Key Indicators Point to Stronger U.S. Holiday Spending in 2011

Key Indicators Point to Stronger U.S. Holiday Spending in 2011

by Jeffrey M. Jones

Americans plan to spend $756 on gifts, up from $686 last year

PRINCETON, NJ -- Gallup's final update on expected holiday spending indicates 2011 will be a stronger year than 2010. Currently, Americans estimate they will spend $756 on gifts this year, up from $686 in December 2010. This reinforces the finding from November, which also showed higher estimates for 2011 than for 2010. The initial October estimate suggested spending would be similar to last year.

Roughly how much money do you think you personally will spend on Christmas gifts this year? October, November, December estimates, 2010 and 2011

These results are based on a Dec. 15-18 Gallup poll. Gallup has asked Americans about their holiday spending intentions periodically since 1989, and yearly since 1998. An analysis of the historical Gallup estimates versus data on actual holiday retail sales suggests the former gives a broad indication of whether holiday sales will be improved versus the prior year.

The $70 increase in the mean spending intentions in the latest poll compared with December 2010 points to a stronger holiday spending season than last year, and is the highest December estimate Gallup has measured since before the 2008 recession. However, the current estimate remains below those Gallup measured in December 2003-2007, which were usually above $800.

Gallup Holiday Spending Estimates, December Polls, 2003-2011

A separate follow-up question in the poll asks Americans directly, after they give their dollar estimate, whether that is more than, less than, or the same as last Christmas. As is typically the case, the largest percentage say they will spend the same this year (48%), with the next largest saying they will spend less (33%), leaving 18% who say they will spend more.

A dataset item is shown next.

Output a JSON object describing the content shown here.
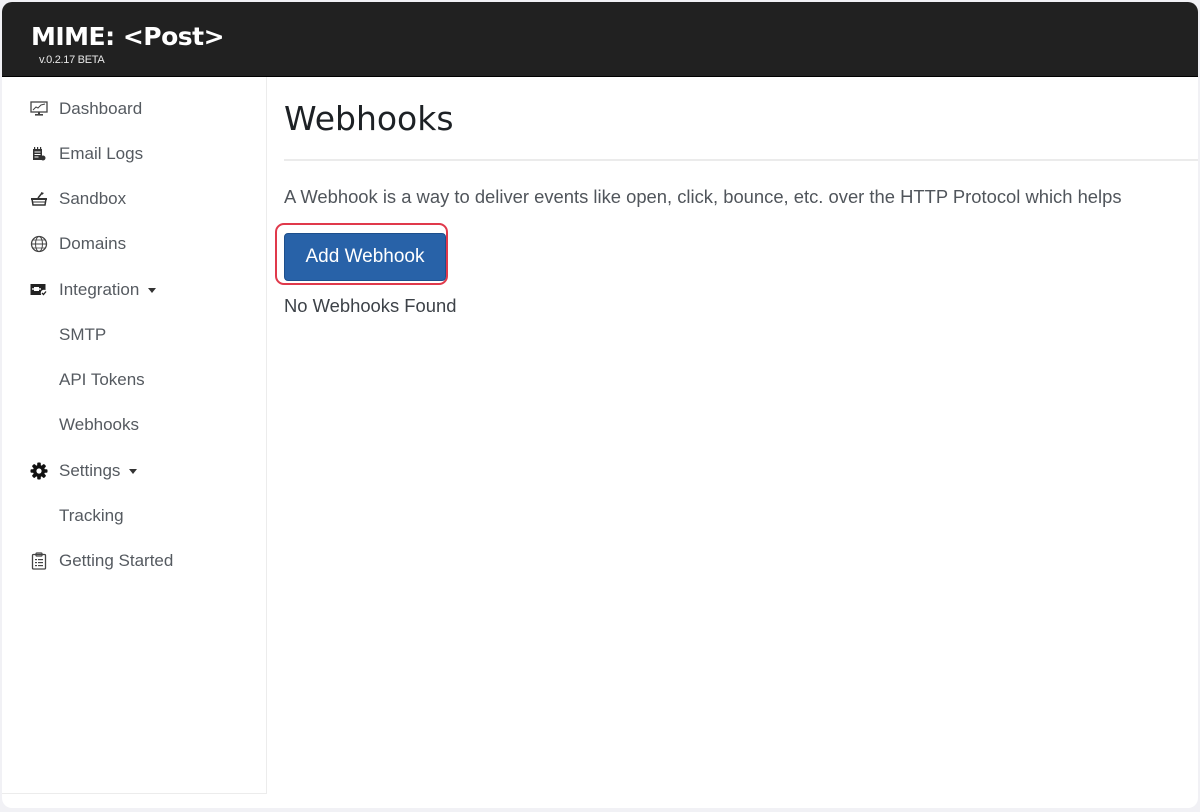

However, this year's data are a bit more positive from an economic perspective than those from recent years: the 18% who say they will spend more is the highest since before the recession, and the 33% saying they will spend less, the lowest.

Is that more, less, or about the same amount as you spent last Christmas? Recent trend from December polls

Gallup Daily Spending Measure Also Up

The conclusion that this will be a better holiday spending season than in the past is also supported by Gallup's daily spending measure, which asks Americans to report how much they spent the prior day, excluding bills and major purchases such as a home or automobile. Since the week of Thanksgiving, Americans have reported spending an average of $77 per day in 2011. That is up from $72 over the same period in 2010 and $73 for the same period in 2009.


Three separate Gallup measures of holiday spending all point to a stronger holiday spending season this year than in recent years, though possibly not quite as strong as before the recession.

Perhaps related to Americans' reports of greater spending this holiday season is a rise in Gallup's Economic Confidence Index, which, at -36 last week, is the least negative Gallup has measured since mid-July, before Americans' economic confidence was shaken by the debt-ceiling-limit negotiations, the downgrading of the U.S. credit rating, and subsequent drops in the stock market.

Because at least a partial weekend remains before the actual Christmas holiday, the 2011 holiday spending season could finish on a strong note. Last year, when the holiday fell on a Saturday, Gallup's weekly spending estimate for Christmas week showed an increase from the prior week. If that pattern occurs this year, with spending apparently already higher than in the prior two years, retailers will have much more to celebrate on Christmas.

Survey Methods

Results for this Gallup poll are based on telephone interviews conducted Dec. 15-18, 2011, with a random sample of 1,019 adults, aged 18 and older, living in all 50 U.S. states and the District of Columbia.

For results based on the total sample of national adults, one can say with 95% confidence that the maximum margin of sampling error is ±4 percentage points.

Interviews are conducted with respondents on landline telephones and cellular phones, with interviews conducted in Spanish for respondents who are primarily Spanish-speaking. Each sample includes a minimum quota of 400 cell phone respondents and 600 landline respondents per 1,000 national adults, with additional minimum quotas among landline respondents by region. Landline telephone numbers are chosen at random among listed telephone numbers. Cell phone numbers are selected using random-digit-dial methods. Landline respondents are chosen at random within each household on the basis of which member had the most recent birthday.

Samples are weighted by gender, age, race, Hispanic ethnicity, education, region, adults in the household, and phone status (cell phone only/landline only/both, cell phone mostly, and having an unlisted landline number). Demographic weighting targets are based on the March 2010 Current Population Survey figures for the aged 18 and older non-institutionalized population living in U.S. telephone households. All reported margins of sampling error include the computed design effects for weighting and sample design.

In addition to sampling error, question wording and practical difficulties in conducting surveys can introduce error or bias into the findings of public opinion polls.

View methodology, full question results, and trend data.

For more details on Gallup's polling methodology, visit

Get Articles in Related Topics:

Gallup World Headquarters, 901 F Street, Washington, D.C., 20001, U.S.A
+1 202.715.3030